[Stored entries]

***

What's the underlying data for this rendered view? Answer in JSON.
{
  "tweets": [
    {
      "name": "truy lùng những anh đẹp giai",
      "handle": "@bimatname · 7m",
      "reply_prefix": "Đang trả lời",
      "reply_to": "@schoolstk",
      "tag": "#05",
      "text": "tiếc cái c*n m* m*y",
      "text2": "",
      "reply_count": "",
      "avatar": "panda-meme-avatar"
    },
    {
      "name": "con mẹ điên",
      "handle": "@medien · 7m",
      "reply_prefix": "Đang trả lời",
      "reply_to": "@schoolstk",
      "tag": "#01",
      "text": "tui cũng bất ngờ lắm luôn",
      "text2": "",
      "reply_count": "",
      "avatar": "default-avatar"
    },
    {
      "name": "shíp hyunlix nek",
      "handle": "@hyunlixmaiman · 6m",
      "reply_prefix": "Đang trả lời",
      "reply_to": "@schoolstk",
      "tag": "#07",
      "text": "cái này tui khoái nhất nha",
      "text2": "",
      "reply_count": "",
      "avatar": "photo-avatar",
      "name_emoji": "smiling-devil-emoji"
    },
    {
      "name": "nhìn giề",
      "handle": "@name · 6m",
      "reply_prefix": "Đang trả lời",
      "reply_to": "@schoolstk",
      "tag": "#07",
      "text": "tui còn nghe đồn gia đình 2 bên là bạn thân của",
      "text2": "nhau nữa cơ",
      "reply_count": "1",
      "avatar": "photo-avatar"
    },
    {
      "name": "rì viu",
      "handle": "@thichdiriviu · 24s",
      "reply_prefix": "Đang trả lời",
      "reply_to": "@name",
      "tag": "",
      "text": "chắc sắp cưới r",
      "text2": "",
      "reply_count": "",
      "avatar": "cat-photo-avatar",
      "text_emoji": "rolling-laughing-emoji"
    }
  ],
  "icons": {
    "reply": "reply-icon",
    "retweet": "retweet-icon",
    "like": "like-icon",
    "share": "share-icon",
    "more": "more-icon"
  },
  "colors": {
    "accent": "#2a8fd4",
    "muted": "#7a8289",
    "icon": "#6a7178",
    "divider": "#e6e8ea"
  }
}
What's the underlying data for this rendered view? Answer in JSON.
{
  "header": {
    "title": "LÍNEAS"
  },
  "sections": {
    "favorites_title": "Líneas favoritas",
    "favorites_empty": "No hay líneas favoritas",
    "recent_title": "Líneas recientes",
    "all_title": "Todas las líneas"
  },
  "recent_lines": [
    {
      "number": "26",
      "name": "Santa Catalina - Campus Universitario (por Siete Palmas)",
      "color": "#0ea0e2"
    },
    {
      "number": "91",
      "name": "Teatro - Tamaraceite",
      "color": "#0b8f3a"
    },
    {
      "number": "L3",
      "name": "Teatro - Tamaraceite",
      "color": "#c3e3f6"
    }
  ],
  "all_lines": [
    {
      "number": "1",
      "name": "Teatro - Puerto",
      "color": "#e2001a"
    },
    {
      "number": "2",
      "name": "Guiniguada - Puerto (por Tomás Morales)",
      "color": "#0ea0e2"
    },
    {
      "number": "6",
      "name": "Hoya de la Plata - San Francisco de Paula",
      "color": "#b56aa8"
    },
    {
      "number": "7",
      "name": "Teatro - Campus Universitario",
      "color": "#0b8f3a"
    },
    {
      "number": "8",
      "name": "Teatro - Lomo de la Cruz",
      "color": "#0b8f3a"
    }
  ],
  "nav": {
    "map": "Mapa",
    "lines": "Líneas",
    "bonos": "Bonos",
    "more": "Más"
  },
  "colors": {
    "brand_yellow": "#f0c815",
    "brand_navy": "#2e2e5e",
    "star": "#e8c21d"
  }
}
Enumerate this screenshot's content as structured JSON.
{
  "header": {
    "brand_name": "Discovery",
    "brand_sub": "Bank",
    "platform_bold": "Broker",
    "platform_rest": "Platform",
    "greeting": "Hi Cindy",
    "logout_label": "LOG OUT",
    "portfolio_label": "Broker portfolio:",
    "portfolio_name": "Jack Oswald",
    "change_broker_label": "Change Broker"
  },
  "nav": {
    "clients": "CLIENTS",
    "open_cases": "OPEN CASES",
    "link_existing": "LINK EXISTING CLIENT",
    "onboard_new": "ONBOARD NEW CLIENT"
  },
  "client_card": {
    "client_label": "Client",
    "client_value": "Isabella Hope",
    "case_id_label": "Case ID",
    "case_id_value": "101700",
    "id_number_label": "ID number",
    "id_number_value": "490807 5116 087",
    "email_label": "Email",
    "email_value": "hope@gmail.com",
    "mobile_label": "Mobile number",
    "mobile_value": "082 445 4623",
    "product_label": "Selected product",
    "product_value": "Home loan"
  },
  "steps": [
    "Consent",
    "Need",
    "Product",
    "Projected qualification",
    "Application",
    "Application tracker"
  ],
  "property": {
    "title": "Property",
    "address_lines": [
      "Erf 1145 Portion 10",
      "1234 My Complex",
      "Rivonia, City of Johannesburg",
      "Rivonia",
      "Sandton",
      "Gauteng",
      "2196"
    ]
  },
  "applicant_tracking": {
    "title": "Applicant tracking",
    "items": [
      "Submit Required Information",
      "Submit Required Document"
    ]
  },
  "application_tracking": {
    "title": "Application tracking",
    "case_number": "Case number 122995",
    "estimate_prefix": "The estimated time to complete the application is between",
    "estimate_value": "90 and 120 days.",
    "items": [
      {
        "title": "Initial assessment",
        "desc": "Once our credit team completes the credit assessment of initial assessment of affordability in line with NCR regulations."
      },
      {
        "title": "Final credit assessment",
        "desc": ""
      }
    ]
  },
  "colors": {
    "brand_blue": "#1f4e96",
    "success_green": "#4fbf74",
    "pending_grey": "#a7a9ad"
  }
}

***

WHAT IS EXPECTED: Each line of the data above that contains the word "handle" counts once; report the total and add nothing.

WRITTEN REPLY: 5